“It is also important to remember that if variable air volume and demand-based systems are used to cut the airflow rates significantly, there’s less for the heat recovery systems to do. That’s part of the reason the savings may not be as not as much as expected,” says Sharp. “On the other hand, reducing the lab airflows can potentially reduce the heat recovery systems’ size, which will partially improve payback.”
Energy Savings in Action: Case Studies
These energy-saving technologies and philosophies work well even in extreme climates, says Sharp. One example is the Masdar Institute of Science and Technology (MIST) in Abu Dhabi, where temperatures can get up to 120 degrees with high humidity. The project consisted of two buildings totaling 1.5 million sf, about 250,000 nsf of which is lab space. Their goal was to build sustainable but also economically viable facilities without spending millions.
Using the energy analysis tool, Sharp looked at how much the energy costs would be for a smaller lab project of about 125,000 gsf, with 50,000 nsf of lab space and 30,000 nsf office space—about one-fifth of the total project. Factoring in a conservative minimum ACH baseline of six, local energy costs, a low to moderate density of hoods, and the Abu Dhabi climate, he concluded that baseline energy usage would be $600,000 for that portion, or $3 million total annually. Cooling costs constituted 60 percent of the total energy use.
The analysis showed that combining several high-impact approaches could achieve a 74 percent energy savings. Demand-based control reduced airflow to two ACH minimum day and night when the lab air was clean, and up to 14 ACH when contaminants were detected. Fume hoods were operated with automatic sash closers and airflow minimums at 100 cfm, or 150 hood ACH when the sash is closed. Chilled beams, some aspects of low pressure-drop design, and an enthalpy wheel were also employed, says Sharp. Demand-based control alone reduced lab HVAC energy costs by $322,000 annually, or 53 percent. The system paid for itself in 1.4 years, he adds.
The HVAC system capacity also was reduced significantly for MIST, resulting in upfront cost savings. Even more importantly, the lower energy requirements reduced the size of the photo-voltaics needed to run the buildings and achieved a near net-zero result for the site. The demand-based control, even with the impact of the other energy savings approaches, saved about 9,000 megawatt hours for the whole project, or about four megawatts of solar capacity—roughly $20 million of first cost, according to Sharp.

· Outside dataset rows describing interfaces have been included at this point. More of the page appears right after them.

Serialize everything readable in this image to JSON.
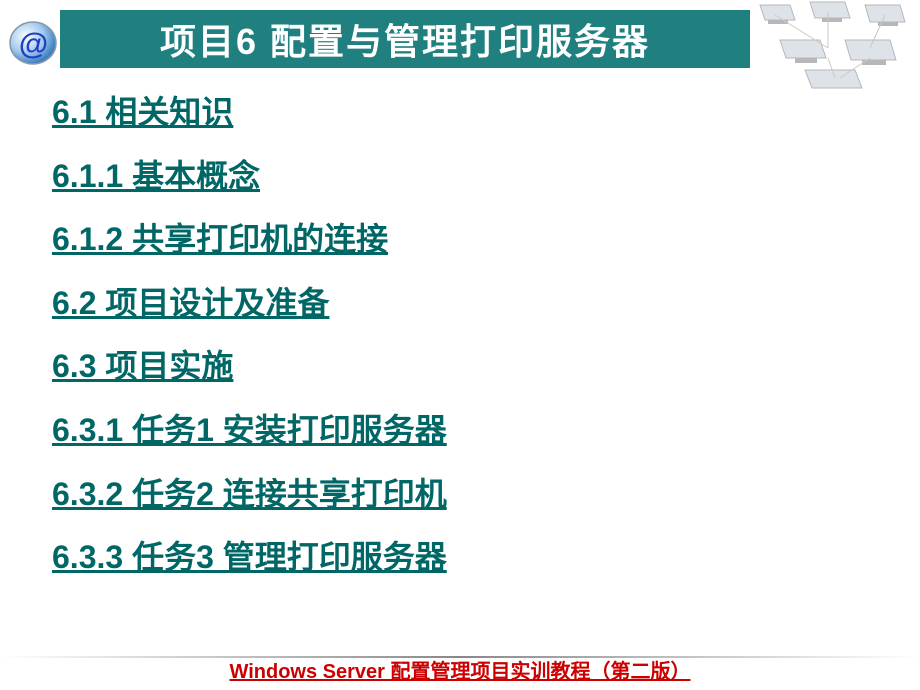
{
  "title": "项目6  配置与管理打印服务器",
  "toc": [
    "6.1  相关知识",
    "6.1.1  基本概念",
    "6.1.2  共享打印机的连接",
    "6.2  项目设计及准备",
    "6.3  项目实施",
    "6.3.1  任务1 安装打印服务器",
    "6.3.2  任务2 连接共享打印机",
    "6.3.3  任务3 管理打印服务器"
  ],
  "footer": "Windows Server 配置管理项目实训教程（第二版）"
}
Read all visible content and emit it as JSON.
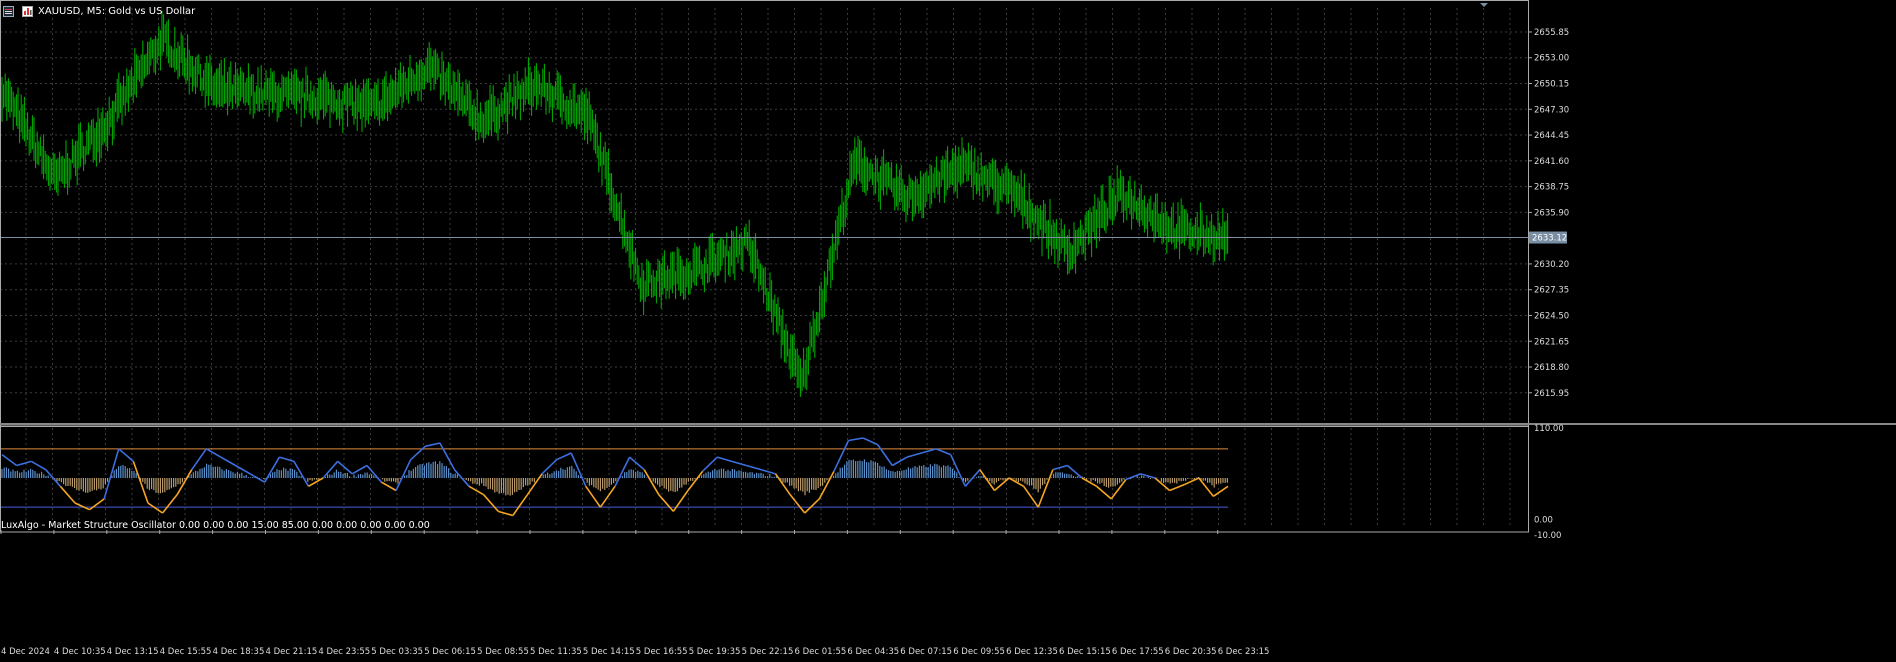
{
  "window": {
    "symbol_title": "XAUUSD, M5:  Gold vs US Dollar",
    "icons": [
      "chart-menu-icon",
      "trade-panel-icon"
    ]
  },
  "price_axis": {
    "labels": [
      "2655.85",
      "2653.00",
      "2650.15",
      "2647.30",
      "2644.45",
      "2641.60",
      "2638.75",
      "2635.90",
      "2630.20",
      "2627.35",
      "2624.50",
      "2621.65",
      "2618.80",
      "2615.95"
    ],
    "current_price": "2633.12"
  },
  "indicator": {
    "title": "LuxAlgo - Market Structure Oscillator 0.00 0.00 0.00 15.00 85.00 0.00 0.00 0.00 0.00 0.00",
    "scale_labels": [
      "110.00",
      "0.00",
      "-10.00"
    ],
    "upper_level": 85,
    "lower_level": 15
  },
  "time_axis": {
    "labels": [
      "4 Dec 2024",
      "4 Dec 10:35",
      "4 Dec 13:15",
      "4 Dec 15:55",
      "4 Dec 18:35",
      "4 Dec 21:15",
      "4 Dec 23:55",
      "5 Dec 03:35",
      "5 Dec 06:15",
      "5 Dec 08:55",
      "5 Dec 11:35",
      "5 Dec 14:15",
      "5 Dec 16:55",
      "5 Dec 19:35",
      "5 Dec 22:15",
      "6 Dec 01:55",
      "6 Dec 04:35",
      "6 Dec 07:15",
      "6 Dec 09:55",
      "6 Dec 12:35",
      "6 Dec 15:15",
      "6 Dec 17:55",
      "6 Dec 20:35",
      "6 Dec 23:15"
    ]
  },
  "colors": {
    "background": "#000000",
    "grid": "#3c3c3c",
    "candles": "#00b400",
    "price_line": "#7a8ea3",
    "price_tag": "#7a8ea3",
    "osc_main": "#3d6fe0",
    "osc_low": "#f5a623",
    "hist_up": "#5b8fc9",
    "hist_down": "#b89a6a",
    "level_upper": "#e08a3c",
    "level_lower": "#4a5ee0"
  },
  "chart_data": {
    "type": "line",
    "title": "XAUUSD, M5:  Gold vs US Dollar",
    "xlabel": "",
    "ylabel": "",
    "ylim": [
      2612.5,
      2658.5
    ],
    "series": [
      {
        "name": "XAUUSD",
        "x": [
          "4 Dec 2024",
          "4 Dec 10:35",
          "4 Dec 13:15",
          "4 Dec 15:55",
          "4 Dec 18:35",
          "4 Dec 21:15",
          "4 Dec 23:55",
          "5 Dec 03:35",
          "5 Dec 06:15",
          "5 Dec 08:55",
          "5 Dec 11:35",
          "5 Dec 14:15",
          "5 Dec 16:55",
          "5 Dec 19:35",
          "5 Dec 22:15",
          "6 Dec 01:55",
          "6 Dec 04:35",
          "6 Dec 07:15",
          "6 Dec 09:55",
          "6 Dec 12:35",
          "6 Dec 15:15",
          "6 Dec 17:55",
          "6 Dec 20:35",
          "6 Dec 23:15"
        ],
        "values": [
          2649.5,
          2639.5,
          2646.0,
          2655.0,
          2649.5,
          2649.0,
          2648.5,
          2647.5,
          2652.0,
          2646.0,
          2650.0,
          2646.5,
          2628.0,
          2629.5,
          2632.5,
          2617.0,
          2641.5,
          2637.5,
          2641.0,
          2638.0,
          2631.5,
          2638.0,
          2634.0,
          2633.1
        ]
      }
    ],
    "oscillator": {
      "name": "Market Structure Oscillator",
      "ylim": [
        -10,
        110
      ],
      "levels": [
        15,
        85
      ],
      "values": [
        78,
        65,
        70,
        60,
        40,
        20,
        12,
        25,
        85,
        70,
        20,
        8,
        30,
        60,
        85,
        75,
        65,
        55,
        45,
        75,
        70,
        40,
        50,
        70,
        55,
        65,
        45,
        35,
        72,
        88,
        92,
        60,
        40,
        30,
        10,
        5,
        30,
        55,
        72,
        80,
        40,
        15,
        40,
        75,
        60,
        30,
        10,
        35,
        58,
        75,
        70,
        65,
        60,
        55,
        30,
        8,
        25,
        58,
        95,
        98,
        90,
        65,
        75,
        80,
        85,
        78,
        40,
        60,
        35,
        50,
        40,
        15,
        60,
        65,
        50,
        40,
        25,
        48,
        55,
        50,
        35,
        42,
        50,
        28,
        40
      ]
    }
  }
}
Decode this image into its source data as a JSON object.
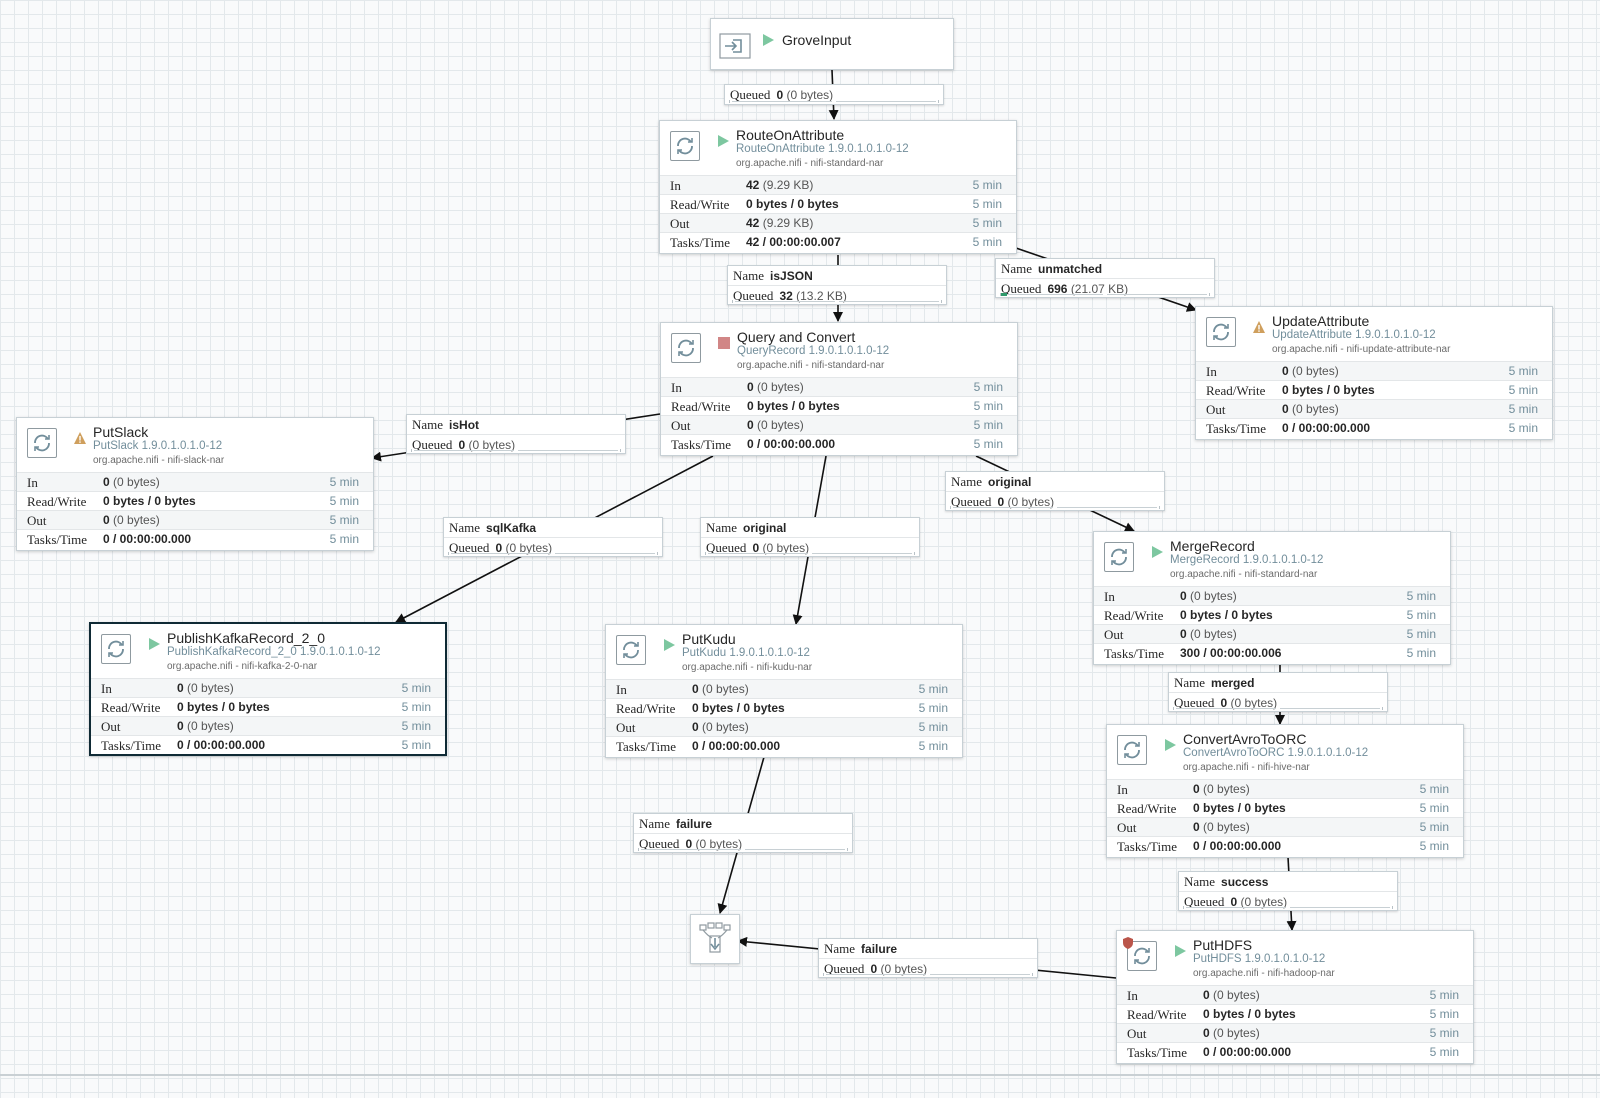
{
  "input_port": {
    "name": "GroveInput",
    "state": "running"
  },
  "funnel": {
    "icon": "funnel-icon"
  },
  "processors": [
    {
      "id": "route",
      "name": "RouteOnAttribute",
      "type": "RouteOnAttribute 1.9.0.1.0.1.0-12",
      "bundle": "org.apache.nifi - nifi-standard-nar",
      "state": "running",
      "warning": false,
      "restricted": false,
      "stats": [
        {
          "label": "In",
          "value": "42",
          "sub": "(9.29 KB)",
          "window": "5 min"
        },
        {
          "label": "Read/Write",
          "value": "0 bytes / 0 bytes",
          "sub": "",
          "window": "5 min"
        },
        {
          "label": "Out",
          "value": "42",
          "sub": "(9.29 KB)",
          "window": "5 min"
        },
        {
          "label": "Tasks/Time",
          "value": "42 / 00:00:00.007",
          "sub": "",
          "window": "5 min"
        }
      ]
    },
    {
      "id": "query",
      "name": "Query and Convert",
      "type": "QueryRecord 1.9.0.1.0.1.0-12",
      "bundle": "org.apache.nifi - nifi-standard-nar",
      "state": "stopped",
      "warning": false,
      "restricted": false,
      "stats": [
        {
          "label": "In",
          "value": "0",
          "sub": "(0 bytes)",
          "window": "5 min"
        },
        {
          "label": "Read/Write",
          "value": "0 bytes / 0 bytes",
          "sub": "",
          "window": "5 min"
        },
        {
          "label": "Out",
          "value": "0",
          "sub": "(0 bytes)",
          "window": "5 min"
        },
        {
          "label": "Tasks/Time",
          "value": "0 / 00:00:00.000",
          "sub": "",
          "window": "5 min"
        }
      ]
    },
    {
      "id": "update",
      "name": "UpdateAttribute",
      "type": "UpdateAttribute 1.9.0.1.0.1.0-12",
      "bundle": "org.apache.nifi - nifi-update-attribute-nar",
      "state": "invalid",
      "warning": true,
      "restricted": false,
      "stats": [
        {
          "label": "In",
          "value": "0",
          "sub": "(0 bytes)",
          "window": "5 min"
        },
        {
          "label": "Read/Write",
          "value": "0 bytes / 0 bytes",
          "sub": "",
          "window": "5 min"
        },
        {
          "label": "Out",
          "value": "0",
          "sub": "(0 bytes)",
          "window": "5 min"
        },
        {
          "label": "Tasks/Time",
          "value": "0 / 00:00:00.000",
          "sub": "",
          "window": "5 min"
        }
      ]
    },
    {
      "id": "slack",
      "name": "PutSlack",
      "type": "PutSlack 1.9.0.1.0.1.0-12",
      "bundle": "org.apache.nifi - nifi-slack-nar",
      "state": "invalid",
      "warning": true,
      "restricted": false,
      "stats": [
        {
          "label": "In",
          "value": "0",
          "sub": "(0 bytes)",
          "window": "5 min"
        },
        {
          "label": "Read/Write",
          "value": "0 bytes / 0 bytes",
          "sub": "",
          "window": "5 min"
        },
        {
          "label": "Out",
          "value": "0",
          "sub": "(0 bytes)",
          "window": "5 min"
        },
        {
          "label": "Tasks/Time",
          "value": "0 / 00:00:00.000",
          "sub": "",
          "window": "5 min"
        }
      ]
    },
    {
      "id": "merge",
      "name": "MergeRecord",
      "type": "MergeRecord 1.9.0.1.0.1.0-12",
      "bundle": "org.apache.nifi - nifi-standard-nar",
      "state": "running",
      "warning": false,
      "restricted": false,
      "stats": [
        {
          "label": "In",
          "value": "0",
          "sub": "(0 bytes)",
          "window": "5 min"
        },
        {
          "label": "Read/Write",
          "value": "0 bytes / 0 bytes",
          "sub": "",
          "window": "5 min"
        },
        {
          "label": "Out",
          "value": "0",
          "sub": "(0 bytes)",
          "window": "5 min"
        },
        {
          "label": "Tasks/Time",
          "value": "300 / 00:00:00.006",
          "sub": "",
          "window": "5 min"
        }
      ]
    },
    {
      "id": "kafka",
      "name": "PublishKafkaRecord_2_0",
      "type": "PublishKafkaRecord_2_0 1.9.0.1.0.1.0-12",
      "bundle": "org.apache.nifi - nifi-kafka-2-0-nar",
      "state": "running",
      "warning": false,
      "restricted": false,
      "stats": [
        {
          "label": "In",
          "value": "0",
          "sub": "(0 bytes)",
          "window": "5 min"
        },
        {
          "label": "Read/Write",
          "value": "0 bytes / 0 bytes",
          "sub": "",
          "window": "5 min"
        },
        {
          "label": "Out",
          "value": "0",
          "sub": "(0 bytes)",
          "window": "5 min"
        },
        {
          "label": "Tasks/Time",
          "value": "0 / 00:00:00.000",
          "sub": "",
          "window": "5 min"
        }
      ]
    },
    {
      "id": "kudu",
      "name": "PutKudu",
      "type": "PutKudu 1.9.0.1.0.1.0-12",
      "bundle": "org.apache.nifi - nifi-kudu-nar",
      "state": "running",
      "warning": false,
      "restricted": false,
      "stats": [
        {
          "label": "In",
          "value": "0",
          "sub": "(0 bytes)",
          "window": "5 min"
        },
        {
          "label": "Read/Write",
          "value": "0 bytes / 0 bytes",
          "sub": "",
          "window": "5 min"
        },
        {
          "label": "Out",
          "value": "0",
          "sub": "(0 bytes)",
          "window": "5 min"
        },
        {
          "label": "Tasks/Time",
          "value": "0 / 00:00:00.000",
          "sub": "",
          "window": "5 min"
        }
      ]
    },
    {
      "id": "orc",
      "name": "ConvertAvroToORC",
      "type": "ConvertAvroToORC 1.9.0.1.0.1.0-12",
      "bundle": "org.apache.nifi - nifi-hive-nar",
      "state": "running",
      "warning": false,
      "restricted": false,
      "stats": [
        {
          "label": "In",
          "value": "0",
          "sub": "(0 bytes)",
          "window": "5 min"
        },
        {
          "label": "Read/Write",
          "value": "0 bytes / 0 bytes",
          "sub": "",
          "window": "5 min"
        },
        {
          "label": "Out",
          "value": "0",
          "sub": "(0 bytes)",
          "window": "5 min"
        },
        {
          "label": "Tasks/Time",
          "value": "0 / 00:00:00.000",
          "sub": "",
          "window": "5 min"
        }
      ]
    },
    {
      "id": "hdfs",
      "name": "PutHDFS",
      "type": "PutHDFS 1.9.0.1.0.1.0-12",
      "bundle": "org.apache.nifi - nifi-hadoop-nar",
      "state": "running",
      "warning": false,
      "restricted": true,
      "stats": [
        {
          "label": "In",
          "value": "0",
          "sub": "(0 bytes)",
          "window": "5 min"
        },
        {
          "label": "Read/Write",
          "value": "0 bytes / 0 bytes",
          "sub": "",
          "window": "5 min"
        },
        {
          "label": "Out",
          "value": "0",
          "sub": "(0 bytes)",
          "window": "5 min"
        },
        {
          "label": "Tasks/Time",
          "value": "0 / 00:00:00.000",
          "sub": "",
          "window": "5 min"
        }
      ]
    }
  ],
  "connections": [
    {
      "id": "c-grove",
      "name": "",
      "queued": "0",
      "queued_size": "(0 bytes)",
      "fill": 0
    },
    {
      "id": "c-isjson",
      "name": "isJSON",
      "queued": "32",
      "queued_size": "(13.2 KB)",
      "fill": 0
    },
    {
      "id": "c-unmatched",
      "name": "unmatched",
      "queued": "696",
      "queued_size": "(21.07 KB)",
      "fill": 0.03
    },
    {
      "id": "c-ishot",
      "name": "isHot",
      "queued": "0",
      "queued_size": "(0 bytes)",
      "fill": 0
    },
    {
      "id": "c-original-right",
      "name": "original",
      "queued": "0",
      "queued_size": "(0 bytes)",
      "fill": 0
    },
    {
      "id": "c-sqlkafka",
      "name": "sqlKafka",
      "queued": "0",
      "queued_size": "(0 bytes)",
      "fill": 0
    },
    {
      "id": "c-original-mid",
      "name": "original",
      "queued": "0",
      "queued_size": "(0 bytes)",
      "fill": 0
    },
    {
      "id": "c-merged",
      "name": "merged",
      "queued": "0",
      "queued_size": "(0 bytes)",
      "fill": 0
    },
    {
      "id": "c-failure-kudu",
      "name": "failure",
      "queued": "0",
      "queued_size": "(0 bytes)",
      "fill": 0
    },
    {
      "id": "c-success",
      "name": "success",
      "queued": "0",
      "queued_size": "(0 bytes)",
      "fill": 0
    },
    {
      "id": "c-failure-hdfs",
      "name": "failure",
      "queued": "0",
      "queued_size": "(0 bytes)",
      "fill": 0
    }
  ],
  "labels": {
    "name": "Name",
    "queued": "Queued"
  },
  "colors": {
    "running": "#7dc7a0",
    "stopped": "#d18686",
    "warning": "#cf9f5d",
    "restricted": "#ba554a",
    "queue_fill": "#2e9a6b",
    "window": "#728e9b",
    "type": "#728e9b"
  }
}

This same project in a climate like Boston’s generates a slightly higher reduction in energy—77 percent. The use of demand-based control and a reduction of minimum ACH levels from six to four (when occupied) and two (when unoccupied) achieved a 13 percent reduction in peak HVAC airflow, for an HVAC capital cost savings of $280,000 annually. If chilled beams, a VAV exhaust system, and heat recovery are used along with a demand-based control system operating at two ACH minimum day and night, then the initial cost of the HVAC system, chilled beams, and heat recovery can be reduced by $850,000. Even with the cost of the demand-based control system, this approach generates a first cost reduction of $386,000, notes Sharp
A Paradigm Shift
Low airflow lab design represents a paradigm shift, but the savings are so significant and easily achievable, it should be used as the foundation for efficiency, believes Sharp.
Utilizing these savings measures also allows for more open and flexible lab designs, because you are creating an environment more akin to an office than a lab. And the low airflow designs can be adapted to work in any climate.
“The bottom line is: Do your analysis, make sure each energy-saving concept makes sense for your situation, and then apply it appropriately.”
By Taitia Shelow
This report is based on a presentation Sharp made at Tradeline’s 2014 International Conference on Research Facilities.
For more information on the above report, please contact the Tradeline Editor